"They shared their stories with us, but they didn't complain," said Cardenas, a Democrat running for Congress in the San Fernando Valley, "and they didn't want to hear complaints."
Benjamin Campos, a Republican accountant from Lakewood running in a district that stretches north from his hometown to South El Monte, said that will to overcome remained a central principle in his father's life even decades after he left the avocado groves and landed a job at the Firestone tire plant in Paramount. Like Cardenas, Campos was born after his parents left the fields and settled in the city.
State Sen. Juan Vargas grew up on a chicken ranch near National City, crammed into a tiny house with nine brothers and sisters — so poor that, were it not for free eggs and fryers, there would have been hungry nights.
Still, the home was a step up from when he father was picking tomatoes as a bracero in Otay Mesa.
Vargas' mother ruled the roost with love, discipline and a faithful Catholic's belief that her children "had a duty to make the world a better place," he said.
"Back East, there is that sort of pride of an immigrant making it from the bottom up. There's a feeling of a shared experience," said Vargas, whose wife came from a family of Italian stonemasons who settled in New York. "You don't see that out here … but, oftentimes, our stories are just as heroic."
Raul Ruiz's mother, who arrived in the Coachella Valley in the late 1960s to pick peppers under the hot desert sun, pushed her children to study and work hard, saying those traits, not the family's modest beginnings, would shape their lives.
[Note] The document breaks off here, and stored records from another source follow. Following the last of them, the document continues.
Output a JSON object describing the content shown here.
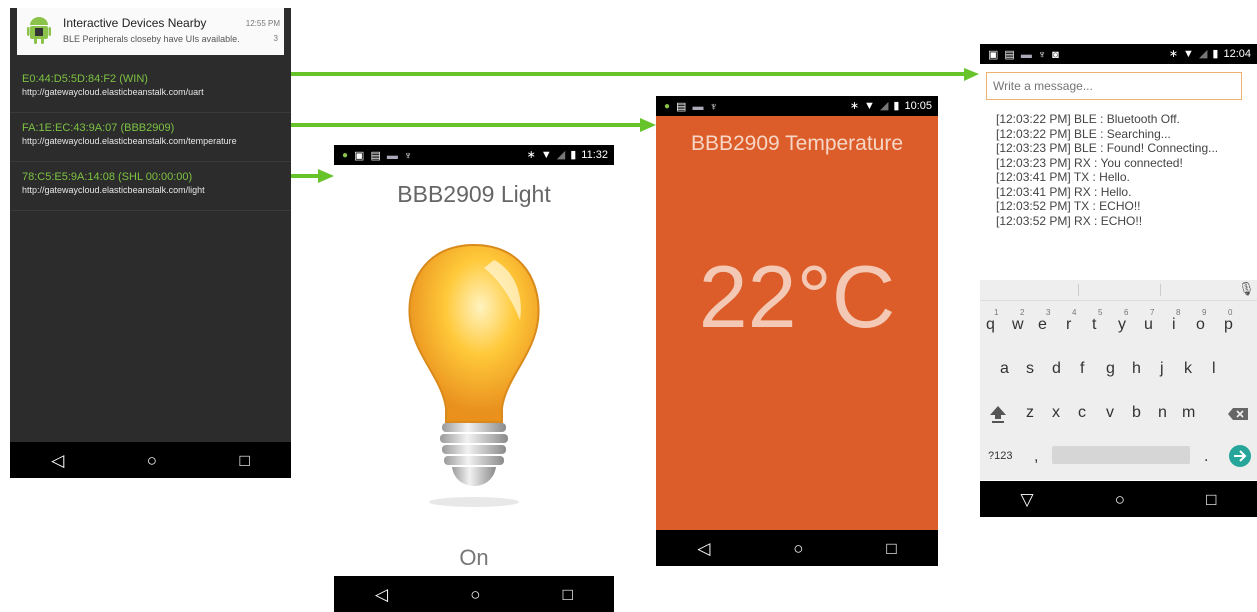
{
  "notification": {
    "title": "Interactive Devices Nearby",
    "time": "12:55 PM",
    "body": "BLE Peripherals closeby have UIs available.",
    "count": "3"
  },
  "devices": [
    {
      "address": "E0:44:D5:5D:84:F2 (WIN)",
      "url": "http://gatewaycloud.elasticbeanstalk.com/uart"
    },
    {
      "address": "FA:1E:EC:43:9A:07 (BBB2909)",
      "url": "http://gatewaycloud.elasticbeanstalk.com/temperature"
    },
    {
      "address": "78:C5:E5:9A:14:08 (SHL 00:00:00)",
      "url": "http://gatewaycloud.elasticbeanstalk.com/light"
    }
  ],
  "light_app": {
    "time": "11:32",
    "title": "BBB2909 Light",
    "state": "On"
  },
  "temp_app": {
    "time": "10:05",
    "title": "BBB2909 Temperature",
    "value": "22°C"
  },
  "uart_app": {
    "time": "12:04",
    "placeholder": "Write a message...",
    "log": [
      "[12:03:22 PM] BLE : Bluetooth Off.",
      "[12:03:22 PM] BLE : Searching...",
      "[12:03:23 PM] BLE : Found! Connecting...",
      "[12:03:23 PM] RX : You connected!",
      "[12:03:41 PM] TX : Hello.",
      "[12:03:41 PM] RX : Hello.",
      "[12:03:52 PM] TX : ECHO!!",
      "[12:03:52 PM] RX : ECHO!!"
    ],
    "keyboard": {
      "row1": [
        "q",
        "w",
        "e",
        "r",
        "t",
        "y",
        "u",
        "i",
        "o",
        "p"
      ],
      "row1_numbers": [
        "1",
        "2",
        "3",
        "4",
        "5",
        "6",
        "7",
        "8",
        "9",
        "0"
      ],
      "row2": [
        "a",
        "s",
        "d",
        "f",
        "g",
        "h",
        "j",
        "k",
        "l"
      ],
      "row3": [
        "z",
        "x",
        "c",
        "v",
        "b",
        "n",
        "m"
      ],
      "symbols_key": "?123",
      "comma": ",",
      "period": "."
    }
  },
  "icons": {
    "back": "back-icon",
    "home": "home-icon",
    "recents": "recents-icon",
    "bluetooth": "bluetooth-icon",
    "wifi": "wifi-icon",
    "battery": "battery-icon",
    "android": "android-icon",
    "mic": "mic-icon",
    "shift": "shift-icon",
    "backspace": "backspace-icon",
    "enter": "enter-icon",
    "arrow": "flow-arrow-icon"
  },
  "colors": {
    "accent_green": "#7dc243",
    "temp_bg": "#dc5d29",
    "notif_dark": "#2c2c2c",
    "input_border": "#f0b070",
    "enter_key": "#26a69a"
  }
}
"There are people who think that because you work in the fields, or because you are poor, or because you are from Mexico, that you are less," Blanca Ruiz said. "You learn that who you are is more important than what you own."
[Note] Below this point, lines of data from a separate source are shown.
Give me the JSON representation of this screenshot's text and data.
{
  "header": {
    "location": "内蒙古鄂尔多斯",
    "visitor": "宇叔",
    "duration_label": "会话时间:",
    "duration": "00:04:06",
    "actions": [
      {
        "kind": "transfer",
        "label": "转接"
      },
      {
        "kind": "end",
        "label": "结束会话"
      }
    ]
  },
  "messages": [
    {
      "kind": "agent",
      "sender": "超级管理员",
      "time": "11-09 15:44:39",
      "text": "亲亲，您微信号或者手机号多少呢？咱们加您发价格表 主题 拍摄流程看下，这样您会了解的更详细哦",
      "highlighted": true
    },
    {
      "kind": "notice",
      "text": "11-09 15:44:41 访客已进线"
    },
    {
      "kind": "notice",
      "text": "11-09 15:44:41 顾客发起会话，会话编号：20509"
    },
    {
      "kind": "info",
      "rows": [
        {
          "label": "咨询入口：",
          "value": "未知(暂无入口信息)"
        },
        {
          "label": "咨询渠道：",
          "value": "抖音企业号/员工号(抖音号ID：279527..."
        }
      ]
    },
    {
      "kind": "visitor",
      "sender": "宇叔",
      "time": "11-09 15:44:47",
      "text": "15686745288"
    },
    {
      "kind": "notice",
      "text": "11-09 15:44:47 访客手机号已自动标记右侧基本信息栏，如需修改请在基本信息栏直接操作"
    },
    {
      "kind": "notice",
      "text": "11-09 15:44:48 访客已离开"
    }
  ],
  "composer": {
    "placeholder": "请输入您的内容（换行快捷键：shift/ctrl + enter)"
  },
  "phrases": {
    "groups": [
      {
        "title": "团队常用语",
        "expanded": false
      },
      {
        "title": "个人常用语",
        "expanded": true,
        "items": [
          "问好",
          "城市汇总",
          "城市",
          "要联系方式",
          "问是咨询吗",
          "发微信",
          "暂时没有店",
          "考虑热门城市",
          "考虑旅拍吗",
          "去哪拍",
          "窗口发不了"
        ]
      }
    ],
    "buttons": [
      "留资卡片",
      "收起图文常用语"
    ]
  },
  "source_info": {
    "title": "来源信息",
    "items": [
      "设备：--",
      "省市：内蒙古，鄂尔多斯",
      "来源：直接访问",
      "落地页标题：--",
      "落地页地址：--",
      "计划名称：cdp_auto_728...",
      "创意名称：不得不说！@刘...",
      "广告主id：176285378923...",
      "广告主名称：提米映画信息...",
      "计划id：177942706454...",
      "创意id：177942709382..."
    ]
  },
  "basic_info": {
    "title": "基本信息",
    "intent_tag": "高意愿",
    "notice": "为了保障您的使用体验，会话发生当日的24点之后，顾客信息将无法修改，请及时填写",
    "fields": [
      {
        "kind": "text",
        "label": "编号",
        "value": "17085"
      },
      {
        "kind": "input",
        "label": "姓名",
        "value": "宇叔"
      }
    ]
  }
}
Raul Ruiz, 40, now an emergency room doctor at Eisenhower Medical Center in Rancho Mirage, said he never forgot the pride and self-reliance of the workers in the fields and the packinghouses.
While a student at Coachella Valley High School in 1990, he raised about $2,000 walking door-to-door, asking shopkeepers and residents to help pay his college tuition.
He promised to become a doctor and to return to the valley to care for those in need.
In 2007, after graduating from Harvard Medical School, he did. While working at community clinics, he saw immigrant towns in the southern Coachella Valley overwhelmed by despair.
"My father told me never to complain," he said, "if you're not going to be part of the solution."